Psalm 81 describes a period in Israel's history when the wicked dominated: My people would not hearken to my voice.

And so God sent His judgments upon the nation. Upon the whole nation, for He deals with men as a part of the nation. The whole nation is described in verse 12: "So I gave them up unto their own hearts' lust: and they walked in their own counsels."

But again, our space is taken. Will you please keep this Newsletter in a safe place so that you may review it when the next issue comes? Prof. H. Hanko

Does the Alpha Course Teach the Truth?

We continue here with the question of the previous issue: "Are there any specific parts of the Alpha Course which would make it non-Christian or unsound?"

We have already dealt with two areas in which this popular course is open to criticism, its ecumenical emphasis and its Charismatic origins and teachings. In this issue we wish to examine its teaching or lack of teaching concerning key Bible doctrines.

Perhaps the worst feature of Alpha is that it teaches so very little. This is the reason, we suppose, that a Roman bishop could say that he found nothing in it contrary to Catholic doctrine. Nearly all the key doctrines of the faith are passed over completely or touched on only very lightly.

This is in harmony with Alpha's stated purpose, i.e., to present the "gospel" in a "non-threatening" way, and to allow people to have fun while learning the "truth" (the author has said that "the church is meant to be a party"). The lack of teaching also fits its strong charismatic emphasis - an emphasis that exalts feeling and experience over truth.

As far as specific doctrines are concerned, therefore, the course says nothing or next to nothing about such fundamental doctrines as justification by faith alone, election, the holiness and justice of God, the coming judgment and the wrath of God, the law, depravity, repentance, the new birth, or sanctification. This, of course, explains its broad ecumenical appeal and its "success," for the true gospel in teaching these things is both a savour of life unto life and of death unto death" (II Cor. 2:15, 16).

Perhaps the most notable omission is any serious teaching regarding God Himself. That knowledge of God which is life eternal, is hardly to be found in the course. The only thing taught is the love of God and that is distorted beyond recognition. It is possible, therefore, to take the whole course and remain entirely ignorant of the God of Scripture.

What the course does teach is more often than not misleading or downright error. Though the Trinity is mentioned, far more time and teaching is devoted to the Holy Spirit than to God the Father or even to Christ, in spite of what Christ says in John 16:13, 14.

In its teaching concerning salvation Alpha is thoroughly Arminian, teaching that God loves everyone, that Christ died for all without exception, and that faith is man's decision for Christ. Thus, too, sin is presented primarily in terms of "messed up lives," of unhappiness and other problems, but never clearly in terms of offending God and breaking His law.
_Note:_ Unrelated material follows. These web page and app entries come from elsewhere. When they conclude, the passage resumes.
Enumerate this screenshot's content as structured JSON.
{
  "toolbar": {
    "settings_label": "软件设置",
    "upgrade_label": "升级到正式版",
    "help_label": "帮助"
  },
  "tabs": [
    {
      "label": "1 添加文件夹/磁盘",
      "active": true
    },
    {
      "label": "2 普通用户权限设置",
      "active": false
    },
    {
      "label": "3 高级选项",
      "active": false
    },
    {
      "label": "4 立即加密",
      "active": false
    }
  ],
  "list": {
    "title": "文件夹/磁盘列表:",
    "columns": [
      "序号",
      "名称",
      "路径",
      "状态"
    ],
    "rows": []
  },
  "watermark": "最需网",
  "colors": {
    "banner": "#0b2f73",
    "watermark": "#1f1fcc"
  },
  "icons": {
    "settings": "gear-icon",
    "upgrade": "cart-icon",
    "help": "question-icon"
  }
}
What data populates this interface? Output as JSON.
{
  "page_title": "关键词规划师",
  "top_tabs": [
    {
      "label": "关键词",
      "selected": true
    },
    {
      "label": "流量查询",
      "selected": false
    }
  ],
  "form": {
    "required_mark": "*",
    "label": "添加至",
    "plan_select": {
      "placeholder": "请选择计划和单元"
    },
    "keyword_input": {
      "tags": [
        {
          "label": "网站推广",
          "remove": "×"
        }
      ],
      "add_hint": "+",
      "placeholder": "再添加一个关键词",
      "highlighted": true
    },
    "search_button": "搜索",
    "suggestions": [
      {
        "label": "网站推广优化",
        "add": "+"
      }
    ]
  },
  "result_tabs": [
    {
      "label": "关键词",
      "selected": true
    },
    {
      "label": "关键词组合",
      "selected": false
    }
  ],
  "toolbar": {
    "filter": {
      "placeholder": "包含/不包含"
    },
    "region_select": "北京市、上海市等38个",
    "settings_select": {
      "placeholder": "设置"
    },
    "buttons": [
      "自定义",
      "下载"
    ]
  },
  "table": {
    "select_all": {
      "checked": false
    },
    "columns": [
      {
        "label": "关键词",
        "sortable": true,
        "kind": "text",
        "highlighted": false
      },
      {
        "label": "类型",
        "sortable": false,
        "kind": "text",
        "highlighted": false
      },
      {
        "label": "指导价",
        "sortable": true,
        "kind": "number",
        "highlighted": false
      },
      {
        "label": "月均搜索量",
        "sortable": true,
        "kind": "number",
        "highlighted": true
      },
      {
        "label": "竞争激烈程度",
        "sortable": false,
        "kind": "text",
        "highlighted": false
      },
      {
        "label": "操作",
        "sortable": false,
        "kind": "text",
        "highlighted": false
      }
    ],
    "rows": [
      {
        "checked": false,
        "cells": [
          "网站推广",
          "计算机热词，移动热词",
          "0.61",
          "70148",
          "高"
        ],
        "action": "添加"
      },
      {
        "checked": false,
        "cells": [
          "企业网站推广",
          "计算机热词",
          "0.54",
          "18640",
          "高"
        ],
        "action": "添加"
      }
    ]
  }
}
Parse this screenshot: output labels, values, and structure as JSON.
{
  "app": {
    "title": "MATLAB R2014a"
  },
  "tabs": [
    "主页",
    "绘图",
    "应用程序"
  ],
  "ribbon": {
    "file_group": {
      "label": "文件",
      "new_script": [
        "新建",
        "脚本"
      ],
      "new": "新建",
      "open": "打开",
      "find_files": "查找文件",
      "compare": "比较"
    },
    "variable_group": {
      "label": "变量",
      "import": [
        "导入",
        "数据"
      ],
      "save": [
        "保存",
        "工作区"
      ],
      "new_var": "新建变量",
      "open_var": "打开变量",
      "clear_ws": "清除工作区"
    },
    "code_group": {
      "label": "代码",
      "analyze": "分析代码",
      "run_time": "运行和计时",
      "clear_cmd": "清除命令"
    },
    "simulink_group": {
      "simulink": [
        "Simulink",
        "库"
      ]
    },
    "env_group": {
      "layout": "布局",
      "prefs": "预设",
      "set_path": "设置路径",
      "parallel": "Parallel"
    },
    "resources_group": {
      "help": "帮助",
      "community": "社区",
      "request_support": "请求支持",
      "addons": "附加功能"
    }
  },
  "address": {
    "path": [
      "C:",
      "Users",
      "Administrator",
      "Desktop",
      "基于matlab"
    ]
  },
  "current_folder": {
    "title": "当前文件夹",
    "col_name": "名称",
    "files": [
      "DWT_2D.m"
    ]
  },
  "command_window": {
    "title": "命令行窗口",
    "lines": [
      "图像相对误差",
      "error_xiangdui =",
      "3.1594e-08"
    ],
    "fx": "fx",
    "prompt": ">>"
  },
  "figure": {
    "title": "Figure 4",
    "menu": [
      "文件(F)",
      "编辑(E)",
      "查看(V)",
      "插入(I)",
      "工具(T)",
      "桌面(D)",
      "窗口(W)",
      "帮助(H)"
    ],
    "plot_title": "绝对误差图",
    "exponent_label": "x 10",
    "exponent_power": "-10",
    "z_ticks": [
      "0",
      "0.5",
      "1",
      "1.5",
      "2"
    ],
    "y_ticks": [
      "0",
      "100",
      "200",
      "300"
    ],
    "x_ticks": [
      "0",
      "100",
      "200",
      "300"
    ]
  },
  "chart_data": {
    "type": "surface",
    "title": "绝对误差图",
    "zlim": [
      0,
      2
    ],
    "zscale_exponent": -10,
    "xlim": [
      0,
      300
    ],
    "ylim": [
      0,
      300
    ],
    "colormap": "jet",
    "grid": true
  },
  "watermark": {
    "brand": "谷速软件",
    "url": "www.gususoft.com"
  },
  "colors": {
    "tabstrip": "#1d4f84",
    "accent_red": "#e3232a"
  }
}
Only the evil consequence, not the guilt of sin, is emphasized.

The authority and sufficiency of Holy Scripture are undermined by the teaching that God speaks still today "through prophecy, dreams, visions and other people." Tongues and miracles are promoted as the evidences of the Spirit along with physical heat and other such phenomena, instead of the true "fruits of the Spirit" mentioned in Galatians 5.

Our answer, then, to the question is that nearly every part of the course is unsound. The "gospel" presented in the Alpha Course is another gospel, not the "good news" of salvation through Jesus Christ, by the sovereign grace of God and through faith, the gift of God. May God preserve His church from such teaching. Rev. R. Hanko
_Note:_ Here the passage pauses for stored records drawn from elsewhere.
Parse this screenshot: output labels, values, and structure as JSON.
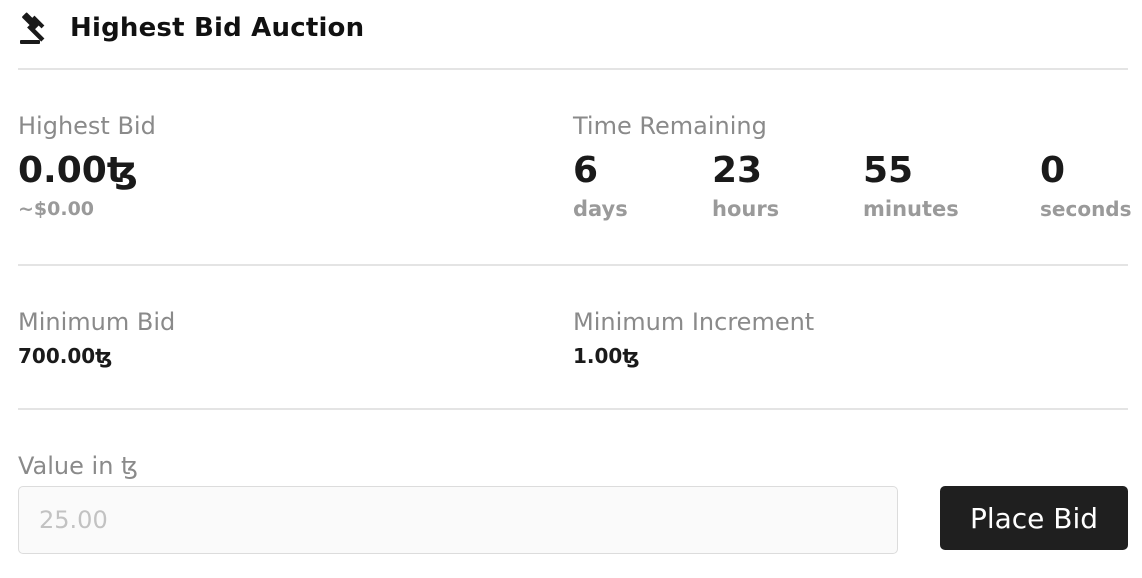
{
  "header": {
    "icon": "gavel-icon",
    "title": "Highest Bid Auction"
  },
  "highest_bid": {
    "label": "Highest Bid",
    "value": "0.00ꜩ",
    "usd": "~$0.00"
  },
  "time_remaining": {
    "label": "Time Remaining",
    "units": [
      {
        "value": "6",
        "unit": "days"
      },
      {
        "value": "23",
        "unit": "hours"
      },
      {
        "value": "55",
        "unit": "minutes"
      },
      {
        "value": "0",
        "unit": "seconds"
      }
    ]
  },
  "minimum_bid": {
    "label": "Minimum Bid",
    "value": "700.00ꜩ"
  },
  "minimum_increment": {
    "label": "Minimum Increment",
    "value": "1.00ꜩ"
  },
  "bid_form": {
    "label": "Value in ꜩ",
    "input_value": "",
    "placeholder": "25.00",
    "button_label": "Place Bid"
  },
  "colors": {
    "button_bg": "#1f1f1f",
    "label_gray": "#8a8a8a",
    "divider": "#e4e4e4"
  }
}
For a more detailed analysis of the Alpha Course, confer the book, Falling Short? The Alpha Course Examined, by Chris Hand - available from Christian Research Network, PO Box 8400, London, SE13 5ZQ (4.50).